[Supplied data — start]
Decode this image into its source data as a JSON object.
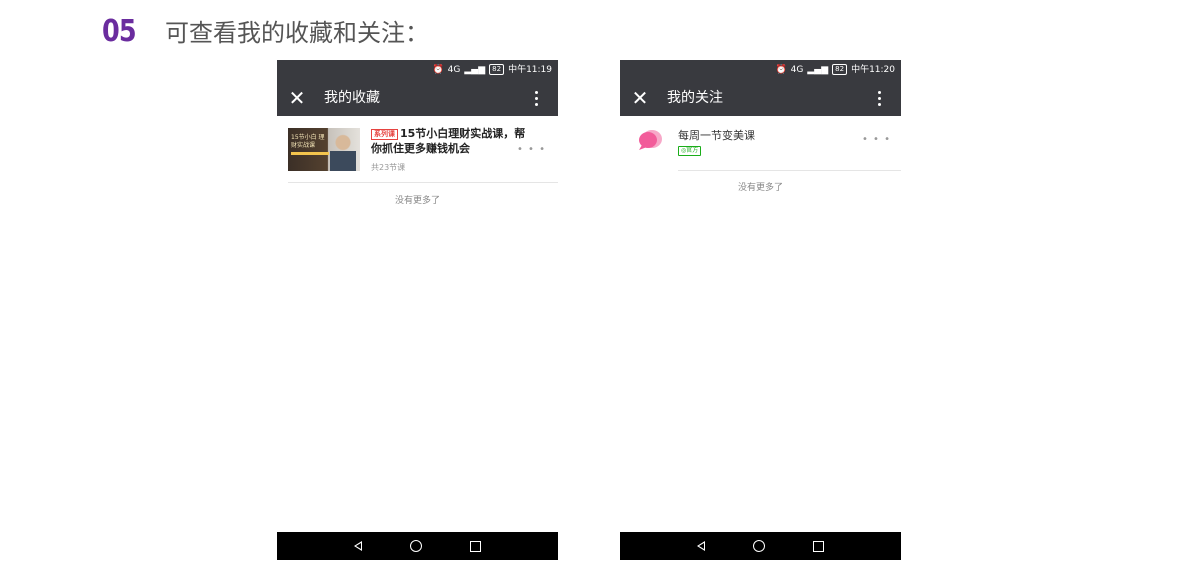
{
  "header": {
    "step_number": "05",
    "title": "可查看我的收藏和关注："
  },
  "left_phone": {
    "status_bar": {
      "battery": "82",
      "time": "中午11:19",
      "signal": "4G"
    },
    "title": "我的收藏",
    "items": [
      {
        "tag": "系列课",
        "title": "15节小白理财实战课，帮你抓住更多赚钱机会",
        "subtitle": "共23节课",
        "thumb_text": "15节小白 理财实战课"
      }
    ],
    "footer_text": "没有更多了"
  },
  "right_phone": {
    "status_bar": {
      "battery": "82",
      "time": "中午11:20",
      "signal": "4G"
    },
    "title": "我的关注",
    "items": [
      {
        "name": "每周一节变美课",
        "badge": "官方"
      }
    ],
    "footer_text": "没有更多了"
  },
  "colors": {
    "step_number": "#6a2c9e",
    "app_bar": "#393a3f",
    "tag_red": "#e64340",
    "official_green": "#1aad19",
    "avatar_pink": "#f25c9a"
  },
  "icons": [
    "close-icon",
    "more-vertical-icon",
    "more-horizontal-icon",
    "alarm-icon",
    "signal-icon",
    "battery-icon",
    "nav-back-icon",
    "nav-home-icon",
    "nav-recent-icon"
  ]
}
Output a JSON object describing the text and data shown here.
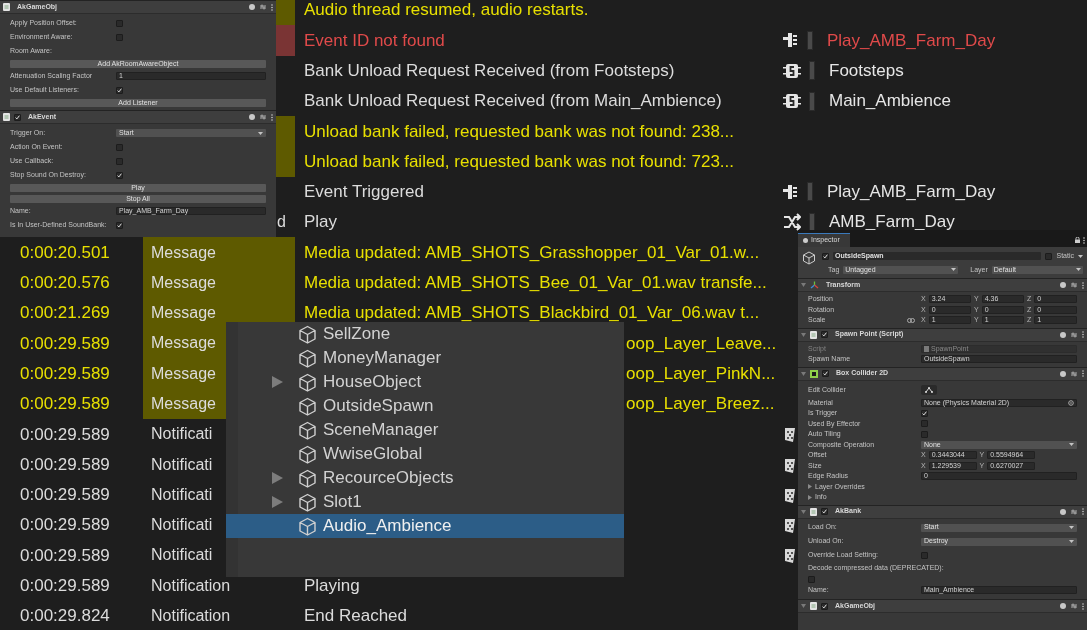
{
  "log": {
    "rows": [
      {
        "kind": "warning",
        "message": "Audio thread resumed, audio restarts."
      },
      {
        "kind": "error",
        "message": "Event ID not found",
        "object": {
          "kind": "event",
          "name": "Play_AMB_Farm_Day"
        }
      },
      {
        "kind": "info",
        "message": "Bank Unload Request Received (from Footsteps)",
        "object": {
          "kind": "bank",
          "name": "Footsteps"
        }
      },
      {
        "kind": "info",
        "message": "Bank Unload Request Received (from Main_Ambience)",
        "object": {
          "kind": "bank",
          "name": "Main_Ambience"
        }
      },
      {
        "kind": "warning",
        "message": "Unload bank failed, requested bank was not found: 238..."
      },
      {
        "kind": "warning",
        "message": "Unload bank failed, requested bank was not found: 723..."
      },
      {
        "kind": "info",
        "message": "Event Triggered",
        "object": {
          "kind": "event",
          "name": "Play_AMB_Farm_Day"
        }
      },
      {
        "kind": "info",
        "type_tail": "d",
        "message": "Play",
        "object": {
          "kind": "switch",
          "name": "AMB_Farm_Day"
        }
      },
      {
        "kind": "warning",
        "time": "0:00:20.501",
        "type": "Message",
        "message": "Media updated: AMB_SHOTS_Grasshopper_01_Var_01.w..."
      },
      {
        "kind": "warning",
        "time": "0:00:20.576",
        "type": "Message",
        "message": "Media updated: AMB_SHOTS_Bee_01_Var_01.wav transfe..."
      },
      {
        "kind": "warning",
        "time": "0:00:21.269",
        "type": "Message",
        "message": "Media updated: AMB_SHOTS_Blackbird_01_Var_06.wav t..."
      },
      {
        "kind": "warning",
        "time": "0:00:29.589",
        "type": "Message",
        "message_tail": "oop_Layer_Leave..."
      },
      {
        "kind": "warning",
        "time": "0:00:29.589",
        "type": "Message",
        "message_tail": "oop_Layer_PinkN..."
      },
      {
        "kind": "warning",
        "time": "0:00:29.589",
        "type": "Message",
        "message_tail": "oop_Layer_Breez..."
      },
      {
        "kind": "info",
        "time": "0:00:29.589",
        "type": "Notificati",
        "object": {
          "kind": "gameobject"
        }
      },
      {
        "kind": "info",
        "time": "0:00:29.589",
        "type": "Notificati",
        "object": {
          "kind": "gameobject"
        }
      },
      {
        "kind": "info",
        "time": "0:00:29.589",
        "type": "Notificati",
        "object": {
          "kind": "gameobject"
        }
      },
      {
        "kind": "info",
        "time": "0:00:29.589",
        "type": "Notificati",
        "object": {
          "kind": "gameobject"
        }
      },
      {
        "kind": "info",
        "time": "0:00:29.589",
        "type": "Notificati",
        "object": {
          "kind": "gameobject"
        }
      },
      {
        "kind": "info",
        "time": "0:00:29.589",
        "type": "Notification",
        "message": "Playing"
      },
      {
        "kind": "info",
        "time": "0:00:29.824",
        "type": "Notification",
        "message": "End Reached"
      }
    ]
  },
  "component_panel": {
    "components": [
      {
        "kind": "wwise",
        "title": "AkGameObj",
        "rows": [
          {
            "kind": "checkbox",
            "label": "Apply Position Offset:",
            "checked": false
          },
          {
            "kind": "checkbox",
            "label": "Environment Aware:",
            "checked": false
          },
          {
            "kind": "label",
            "label": "Room Aware:"
          },
          {
            "kind": "button",
            "label": "Add AkRoomAwareObject"
          },
          {
            "kind": "field",
            "label": "Attenuation Scaling Factor",
            "value": "1"
          },
          {
            "kind": "checkbox",
            "label": "Use Default Listeners:",
            "checked": true
          },
          {
            "kind": "button",
            "label": "Add Listener"
          }
        ]
      },
      {
        "kind": "wwise",
        "title": "AkEvent",
        "enabled": true,
        "rows": [
          {
            "kind": "dropdown",
            "label": "Trigger On:",
            "value": "Start"
          },
          {
            "kind": "checkbox",
            "label": "Action On Event:",
            "checked": false
          },
          {
            "kind": "checkbox",
            "label": "Use Callback:",
            "checked": false
          },
          {
            "kind": "checkbox",
            "label": "Stop Sound On Destroy:",
            "checked": true
          },
          {
            "kind": "button",
            "label": "Play"
          },
          {
            "kind": "button",
            "label": "Stop All"
          },
          {
            "kind": "field",
            "label": "Name:",
            "value": "Play_AMB_Farm_Day"
          },
          {
            "kind": "checkbox",
            "label": "Is In User-Defined SoundBank:",
            "checked": true
          }
        ]
      }
    ]
  },
  "hierarchy": {
    "items": [
      {
        "name": "SellZone",
        "has_children": false,
        "selected": false
      },
      {
        "name": "MoneyManager",
        "has_children": false,
        "selected": false
      },
      {
        "name": "HouseObject",
        "has_children": true,
        "selected": false
      },
      {
        "name": "OutsideSpawn",
        "has_children": false,
        "selected": false
      },
      {
        "name": "SceneManager",
        "has_children": false,
        "selected": false
      },
      {
        "name": "WwiseGlobal",
        "has_children": false,
        "selected": false
      },
      {
        "name": "RecourceObjects",
        "has_children": true,
        "selected": false
      },
      {
        "name": "Slot1",
        "has_children": true,
        "selected": false
      },
      {
        "name": "Audio_Ambience",
        "has_children": false,
        "selected": true
      }
    ]
  },
  "inspector": {
    "tab": "Inspector",
    "object": {
      "active": true,
      "name": "OutsideSpawn",
      "static_label": "Static",
      "static": false,
      "tag_label": "Tag",
      "tag": "Untagged",
      "layer_label": "Layer",
      "layer": "Default"
    },
    "components": [
      {
        "kind": "transform",
        "title": "Transform",
        "rows": [
          {
            "kind": "xyz",
            "label": "Position",
            "axes": [
              {
                "axis": "X",
                "value": "3.24"
              },
              {
                "axis": "Y",
                "value": "4.36"
              },
              {
                "axis": "Z",
                "value": "0"
              }
            ]
          },
          {
            "kind": "xyz",
            "label": "Rotation",
            "axes": [
              {
                "axis": "X",
                "value": "0"
              },
              {
                "axis": "Y",
                "value": "0"
              },
              {
                "axis": "Z",
                "value": "0"
              }
            ]
          },
          {
            "kind": "scale",
            "label": "Scale",
            "axes": [
              {
                "axis": "X",
                "value": "1"
              },
              {
                "axis": "Y",
                "value": "1"
              },
              {
                "axis": "Z",
                "value": "1"
              }
            ]
          }
        ]
      },
      {
        "kind": "script",
        "title": "Spawn Point (Script)",
        "enabled": true,
        "rows": [
          {
            "kind": "script_field",
            "label": "Script",
            "value": "SpawnPoint"
          },
          {
            "kind": "field",
            "label": "Spawn Name",
            "value": "OutsideSpawn"
          }
        ]
      },
      {
        "kind": "collider",
        "title": "Box Collider 2D",
        "enabled": true,
        "rows": [
          {
            "kind": "icon_button",
            "label": "Edit Collider"
          },
          {
            "kind": "object_field",
            "label": "Material",
            "value": "None (Physics Material 2D)"
          },
          {
            "kind": "checkbox",
            "label": "Is Trigger",
            "checked": true
          },
          {
            "kind": "checkbox",
            "label": "Used By Effector",
            "checked": false
          },
          {
            "kind": "checkbox",
            "label": "Auto Tiling",
            "checked": false
          },
          {
            "kind": "dropdown",
            "label": "Composite Operation",
            "value": "None"
          },
          {
            "kind": "xy",
            "label": "Offset",
            "axes": [
              {
                "axis": "X",
                "value": "0.3443044"
              },
              {
                "axis": "Y",
                "value": "0.5594964"
              }
            ]
          },
          {
            "kind": "xy",
            "label": "Size",
            "axes": [
              {
                "axis": "X",
                "value": "1.229539"
              },
              {
                "axis": "Y",
                "value": "0.6270027"
              }
            ]
          },
          {
            "kind": "field",
            "label": "Edge Radius",
            "value": "0"
          },
          {
            "kind": "foldout",
            "label": "Layer Overrides"
          },
          {
            "kind": "foldout",
            "label": "Info"
          }
        ]
      },
      {
        "kind": "wwise",
        "title": "AkBank",
        "enabled": true,
        "rows": [
          {
            "kind": "dropdown",
            "label": "Load On:",
            "value": "Start"
          },
          {
            "kind": "dropdown",
            "label": "Unload On:",
            "value": "Destroy"
          },
          {
            "kind": "checkbox",
            "label": "Override Load Setting:",
            "checked": false
          },
          {
            "kind": "checkbox_below",
            "label": "Decode compressed data (DEPRECATED):",
            "checked": false
          },
          {
            "kind": "field",
            "label": "Name:",
            "value": "Main_Ambience"
          }
        ]
      },
      {
        "kind": "wwise",
        "title": "AkGameObj",
        "enabled": true
      }
    ]
  }
}
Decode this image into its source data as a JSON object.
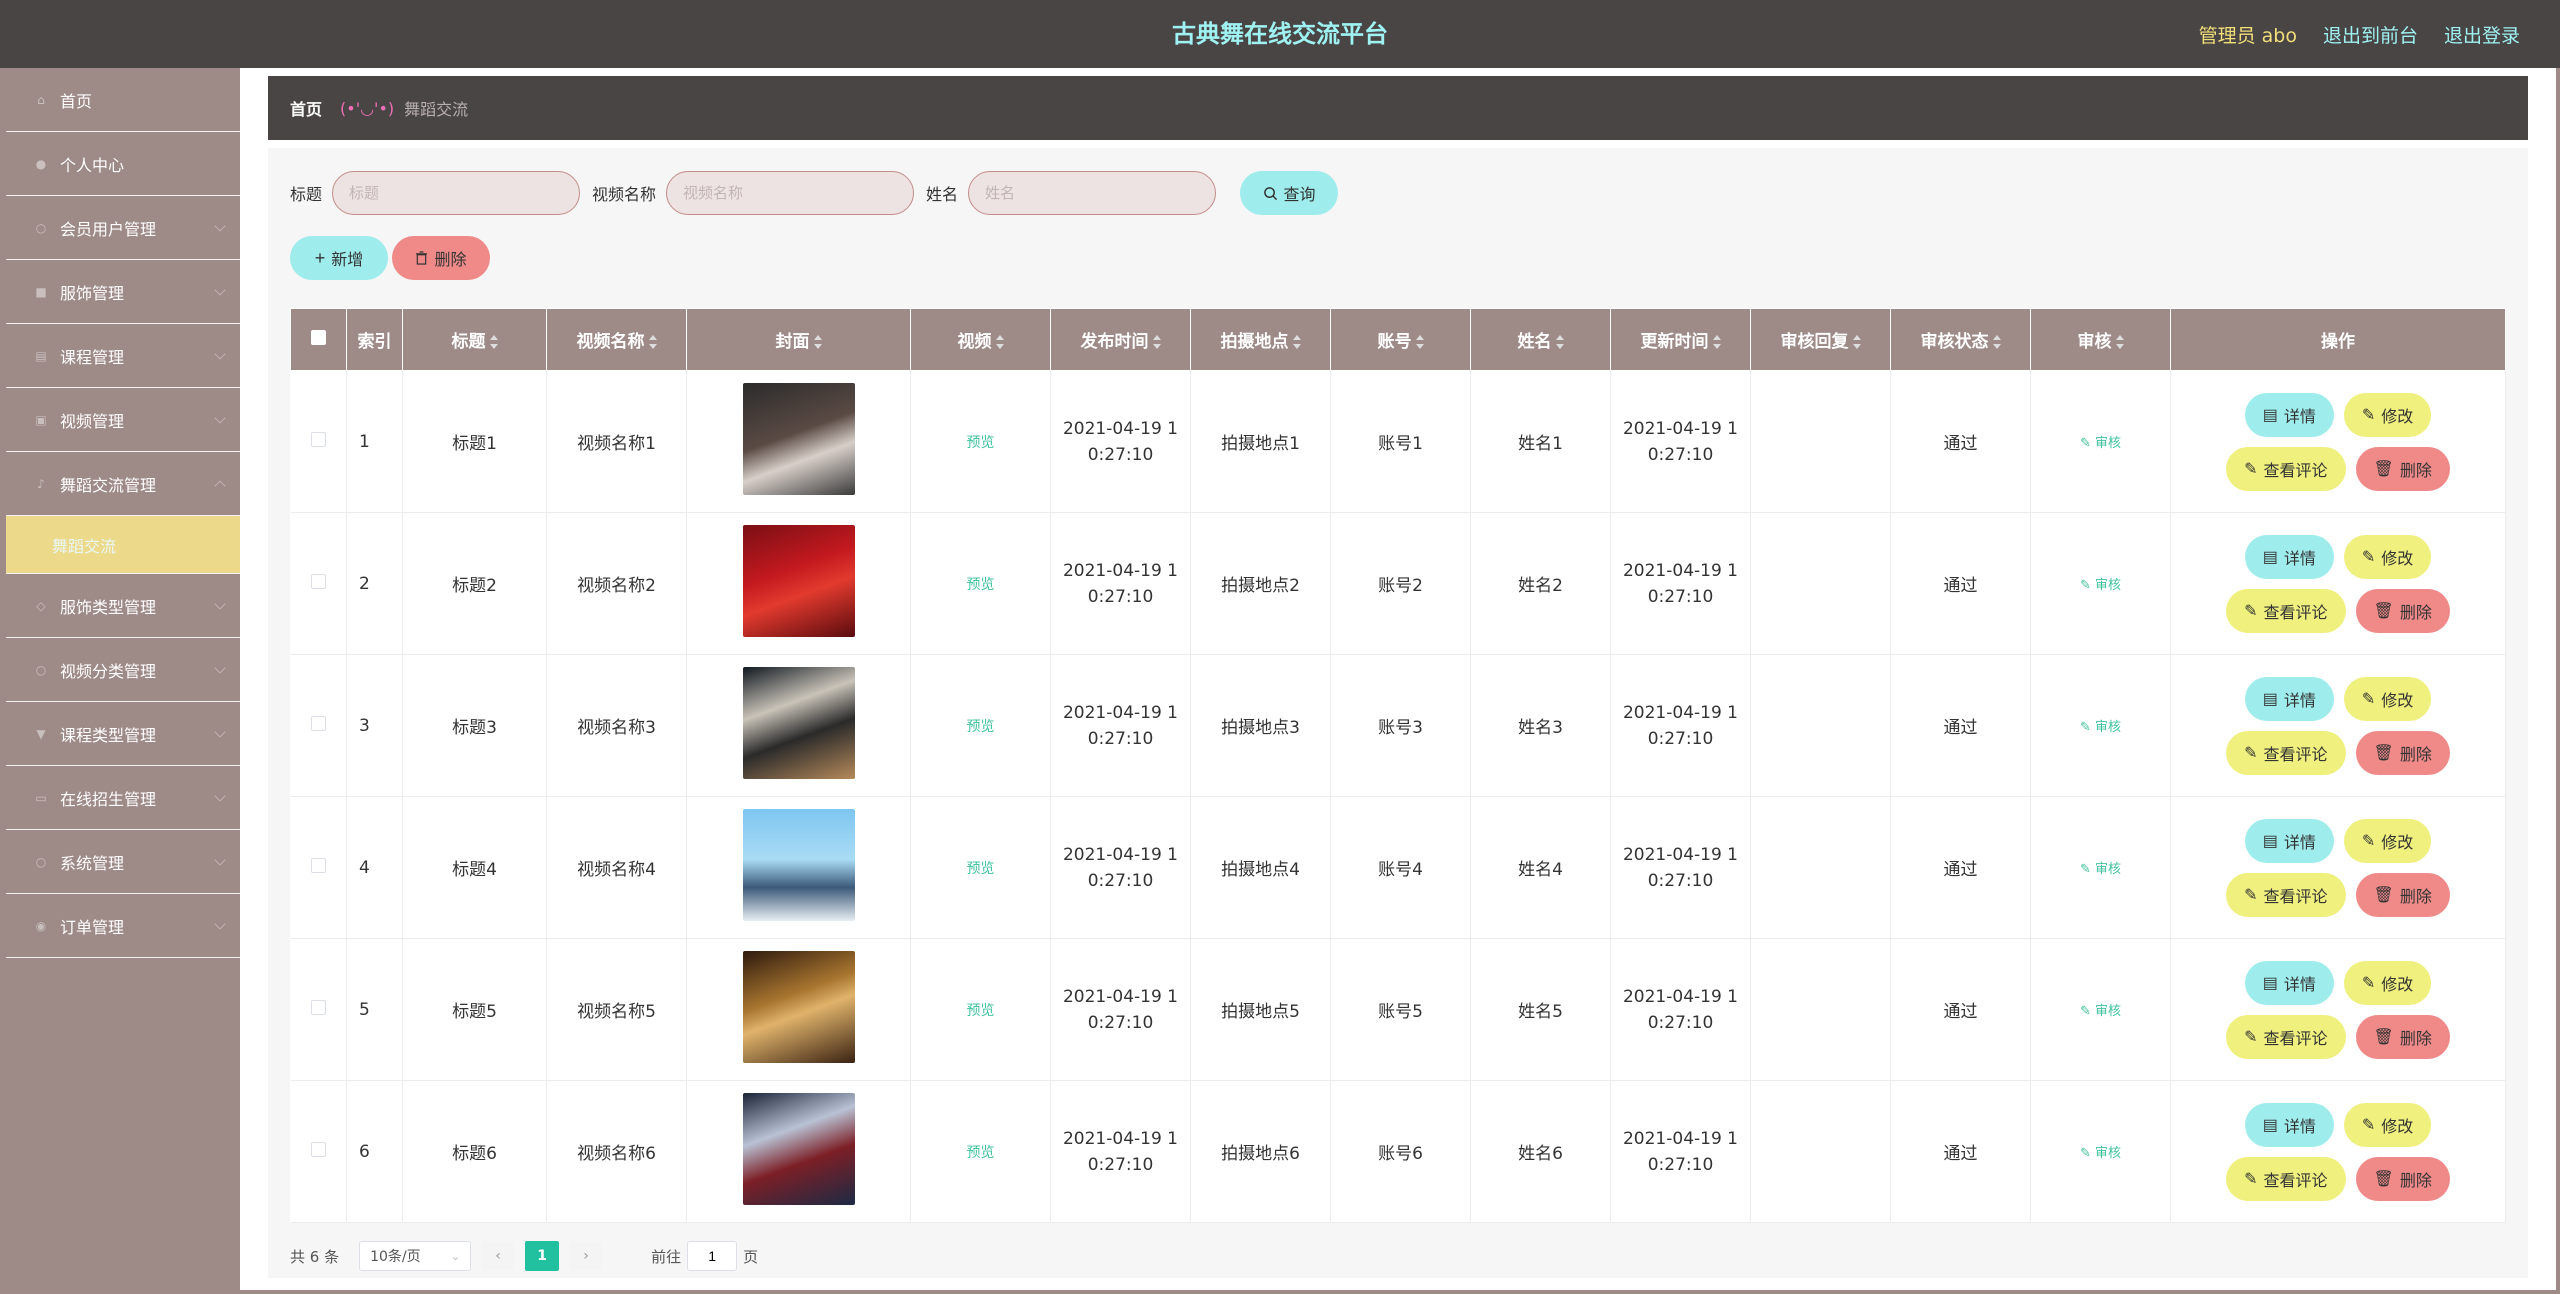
{
  "header": {
    "title": "古典舞在线交流平台",
    "admin_label": "管理员 abo",
    "to_front": "退出到前台",
    "logout": "退出登录"
  },
  "sidebar": {
    "items": [
      {
        "label": "首页",
        "icon": "home-icon"
      },
      {
        "label": "个人中心",
        "icon": "user-icon"
      },
      {
        "label": "会员用户管理",
        "icon": "users-icon"
      },
      {
        "label": "服饰管理",
        "icon": "shirt-icon"
      },
      {
        "label": "课程管理",
        "icon": "book-icon"
      },
      {
        "label": "视频管理",
        "icon": "video-icon"
      },
      {
        "label": "舞蹈交流管理",
        "icon": "chat-icon"
      },
      {
        "label": "舞蹈交流",
        "icon": ""
      },
      {
        "label": "服饰类型管理",
        "icon": "tag-icon"
      },
      {
        "label": "视频分类管理",
        "icon": "folder-icon"
      },
      {
        "label": "课程类型管理",
        "icon": "list-icon"
      },
      {
        "label": "在线招生管理",
        "icon": "school-icon"
      },
      {
        "label": "系统管理",
        "icon": "gear-icon"
      },
      {
        "label": "订单管理",
        "icon": "cart-icon"
      }
    ]
  },
  "breadcrumb": {
    "home": "首页",
    "separator": "(•'◡'•)",
    "current": "舞蹈交流"
  },
  "search": {
    "title_label": "标题",
    "title_placeholder": "标题",
    "video_label": "视频名称",
    "video_placeholder": "视频名称",
    "name_label": "姓名",
    "name_placeholder": "姓名",
    "query_button": "查询"
  },
  "actions": {
    "add": "新增",
    "delete": "删除"
  },
  "table": {
    "headers": {
      "index": "索引",
      "title": "标题",
      "video_name": "视频名称",
      "cover": "封面",
      "video": "视频",
      "publish_time": "发布时间",
      "location": "拍摄地点",
      "account": "账号",
      "name": "姓名",
      "update_time": "更新时间",
      "audit_reply": "审核回复",
      "audit_status": "审核状态",
      "audit": "审核",
      "ops": "操作"
    },
    "labels": {
      "preview": "预览",
      "audit_link": "审核",
      "detail": "详情",
      "edit": "修改",
      "comments": "查看评论",
      "delete": "删除"
    },
    "rows": [
      {
        "index": "1",
        "title": "标题1",
        "video_name": "视频名称1",
        "publish_time": "2021-04-19 10:27:10",
        "location": "拍摄地点1",
        "account": "账号1",
        "name": "姓名1",
        "update_time": "2021-04-19 10:27:10",
        "audit_reply": "",
        "audit_status": "通过"
      },
      {
        "index": "2",
        "title": "标题2",
        "video_name": "视频名称2",
        "publish_time": "2021-04-19 10:27:10",
        "location": "拍摄地点2",
        "account": "账号2",
        "name": "姓名2",
        "update_time": "2021-04-19 10:27:10",
        "audit_reply": "",
        "audit_status": "通过"
      },
      {
        "index": "3",
        "title": "标题3",
        "video_name": "视频名称3",
        "publish_time": "2021-04-19 10:27:10",
        "location": "拍摄地点3",
        "account": "账号3",
        "name": "姓名3",
        "update_time": "2021-04-19 10:27:10",
        "audit_reply": "",
        "audit_status": "通过"
      },
      {
        "index": "4",
        "title": "标题4",
        "video_name": "视频名称4",
        "publish_time": "2021-04-19 10:27:10",
        "location": "拍摄地点4",
        "account": "账号4",
        "name": "姓名4",
        "update_time": "2021-04-19 10:27:10",
        "audit_reply": "",
        "audit_status": "通过"
      },
      {
        "index": "5",
        "title": "标题5",
        "video_name": "视频名称5",
        "publish_time": "2021-04-19 10:27:10",
        "location": "拍摄地点5",
        "account": "账号5",
        "name": "姓名5",
        "update_time": "2021-04-19 10:27:10",
        "audit_reply": "",
        "audit_status": "通过"
      },
      {
        "index": "6",
        "title": "标题6",
        "video_name": "视频名称6",
        "publish_time": "2021-04-19 10:27:10",
        "location": "拍摄地点6",
        "account": "账号6",
        "name": "姓名6",
        "update_time": "2021-04-19 10:27:10",
        "audit_reply": "",
        "audit_status": "通过"
      }
    ]
  },
  "pagination": {
    "total": "共 6 条",
    "page_size": "10条/页",
    "current_page": "1",
    "goto_label": "前往",
    "goto_value": "1",
    "page_unit": "页"
  },
  "colors": {
    "header_bg": "#4a4545",
    "accent_cyan": "#9feced",
    "accent_yellow": "#eff07e",
    "accent_red": "#ef8a89",
    "table_header": "#9e8a87",
    "active_menu": "#ecd98a",
    "page_active": "#21c09e"
  }
}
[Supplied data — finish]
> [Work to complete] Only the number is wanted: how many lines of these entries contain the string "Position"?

> [Output for this exercise] 2